Best practice guidance on applying anaerobic digestate to grassland is included for the first time in an updated and simplified fertiliser manual launched this week.
It is seven years since the industry’s nutrient application guide, RB209, was updated and in the intervening period new products are now widely used on farm, including digestate.
For that reason, the revised guide, which was launched on Wednesday (24 March) at Grassland and Muck 2017 by levy payer-funded body AHDB, has some new organic matter inclusions – including digestate and goat manure.
There have been several key changes:
- Potash content of cattle slurry reduced
- Potash and phosphate content of pig slurry both lowered
- Sulphur availability included for the first time
- Poultry manure is presented according to dry matter content
- Digested liquid biosolids no longer included
- No changes to phosphate and potash recommendations for grazing, silage or hay systems
- Nitrogen recommendations for swedes, turnips, rape and kale changed to reflect grazing in-situ
- Nutrient recommendations for fodder beet increased to reflect higher target yields
- Minimal changes to nutrient recommendations for maize and wholecrop.
The guidance is more accessible to grassland and forage farmers because it is presented in a format specific to that sector instead of including it with advice for arable production.
The nitrogen recommendations for grass are simpler and focused on the yield farmers need to maximise home-grown grass and forage in diets.
The recommendations no longer link to specific livestock production systems, milk yield, stocking rate or concentrate use.
And whole season nitrogen requirements and nitrogen applications for silage cutting sequences and grazing patterns are listed separately, with application rates specific to target yields.
“We are really trying to get farmers to think about yield,” said Liz Genever, AHDB Beef & Lamb senior livestock scientist.
“There are a proportion of farmers who measure grass but a proportion that don’t, so in the guide we encouraging them to recognise the different ways you can measure grass.”
Gloucester beef farmer and AHDB Beef board member Paul Westaway, who chaired the committee responsible for revising the guide, said with soil health the biggest driver of profit and loss in his system accurate nutrient application was fundamental.
“I used to think it was about genetics but it is as clear as night and day soil health is more important,” he said.
“If I can make better use of organic manures and the minimum spend on fertiliser then that is going to be beneficial to the health of my soils and to my profit.”

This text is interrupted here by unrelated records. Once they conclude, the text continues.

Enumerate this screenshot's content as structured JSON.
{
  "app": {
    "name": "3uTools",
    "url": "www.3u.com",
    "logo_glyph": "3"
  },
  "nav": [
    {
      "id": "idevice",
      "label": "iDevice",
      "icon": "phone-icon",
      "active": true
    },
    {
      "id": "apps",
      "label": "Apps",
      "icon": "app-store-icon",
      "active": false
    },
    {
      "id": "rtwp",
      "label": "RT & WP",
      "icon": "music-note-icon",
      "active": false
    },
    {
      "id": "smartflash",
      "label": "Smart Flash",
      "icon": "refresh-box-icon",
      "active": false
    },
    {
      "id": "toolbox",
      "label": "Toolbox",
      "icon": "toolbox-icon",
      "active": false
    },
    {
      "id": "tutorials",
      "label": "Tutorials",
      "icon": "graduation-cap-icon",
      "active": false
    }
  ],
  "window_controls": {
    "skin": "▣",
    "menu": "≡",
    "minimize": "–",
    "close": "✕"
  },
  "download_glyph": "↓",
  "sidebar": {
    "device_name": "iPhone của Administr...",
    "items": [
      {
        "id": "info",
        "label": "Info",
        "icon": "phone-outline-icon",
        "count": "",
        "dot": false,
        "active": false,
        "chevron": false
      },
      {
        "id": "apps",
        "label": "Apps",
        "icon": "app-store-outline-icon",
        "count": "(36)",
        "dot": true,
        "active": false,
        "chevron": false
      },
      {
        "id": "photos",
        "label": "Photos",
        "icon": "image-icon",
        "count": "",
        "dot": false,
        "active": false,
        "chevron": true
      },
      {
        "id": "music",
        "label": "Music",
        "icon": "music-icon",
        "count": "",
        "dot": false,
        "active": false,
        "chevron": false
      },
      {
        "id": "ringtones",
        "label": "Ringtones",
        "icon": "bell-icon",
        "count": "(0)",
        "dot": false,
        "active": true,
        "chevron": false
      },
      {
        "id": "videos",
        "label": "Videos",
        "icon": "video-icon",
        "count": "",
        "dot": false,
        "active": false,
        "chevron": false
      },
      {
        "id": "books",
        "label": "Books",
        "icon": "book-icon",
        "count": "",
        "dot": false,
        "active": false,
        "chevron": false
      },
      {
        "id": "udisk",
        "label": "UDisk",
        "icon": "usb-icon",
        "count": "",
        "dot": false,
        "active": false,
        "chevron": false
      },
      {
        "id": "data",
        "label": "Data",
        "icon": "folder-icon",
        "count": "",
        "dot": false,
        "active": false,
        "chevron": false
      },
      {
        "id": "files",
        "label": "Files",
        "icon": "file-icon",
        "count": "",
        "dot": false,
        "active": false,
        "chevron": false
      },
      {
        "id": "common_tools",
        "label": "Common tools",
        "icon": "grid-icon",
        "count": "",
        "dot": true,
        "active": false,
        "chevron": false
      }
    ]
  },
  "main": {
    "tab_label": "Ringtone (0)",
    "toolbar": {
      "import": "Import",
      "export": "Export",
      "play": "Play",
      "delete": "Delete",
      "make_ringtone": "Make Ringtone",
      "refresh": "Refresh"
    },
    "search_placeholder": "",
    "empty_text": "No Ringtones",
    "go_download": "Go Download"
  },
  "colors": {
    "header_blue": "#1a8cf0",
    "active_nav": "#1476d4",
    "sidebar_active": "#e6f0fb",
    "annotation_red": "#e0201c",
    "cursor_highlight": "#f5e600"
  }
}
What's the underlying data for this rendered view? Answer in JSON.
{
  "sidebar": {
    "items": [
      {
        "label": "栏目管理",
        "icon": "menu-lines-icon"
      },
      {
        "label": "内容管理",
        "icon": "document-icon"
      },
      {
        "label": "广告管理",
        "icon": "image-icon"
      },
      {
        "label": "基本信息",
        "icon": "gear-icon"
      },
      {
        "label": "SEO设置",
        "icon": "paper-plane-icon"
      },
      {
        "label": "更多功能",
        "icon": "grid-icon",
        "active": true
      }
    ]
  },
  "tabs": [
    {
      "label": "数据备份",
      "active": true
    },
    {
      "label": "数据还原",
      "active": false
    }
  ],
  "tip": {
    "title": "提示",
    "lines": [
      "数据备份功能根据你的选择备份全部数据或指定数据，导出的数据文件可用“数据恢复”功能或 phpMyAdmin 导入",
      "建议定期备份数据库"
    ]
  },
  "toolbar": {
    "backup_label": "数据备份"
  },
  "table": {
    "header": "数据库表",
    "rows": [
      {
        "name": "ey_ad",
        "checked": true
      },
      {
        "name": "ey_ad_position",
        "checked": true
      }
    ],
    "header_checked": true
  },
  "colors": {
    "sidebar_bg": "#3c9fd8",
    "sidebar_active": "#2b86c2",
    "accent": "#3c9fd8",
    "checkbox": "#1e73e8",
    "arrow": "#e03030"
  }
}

Soil sampling is given greater emphasis with an online video demonstrating how farmers can sample soils and send samples for analysis.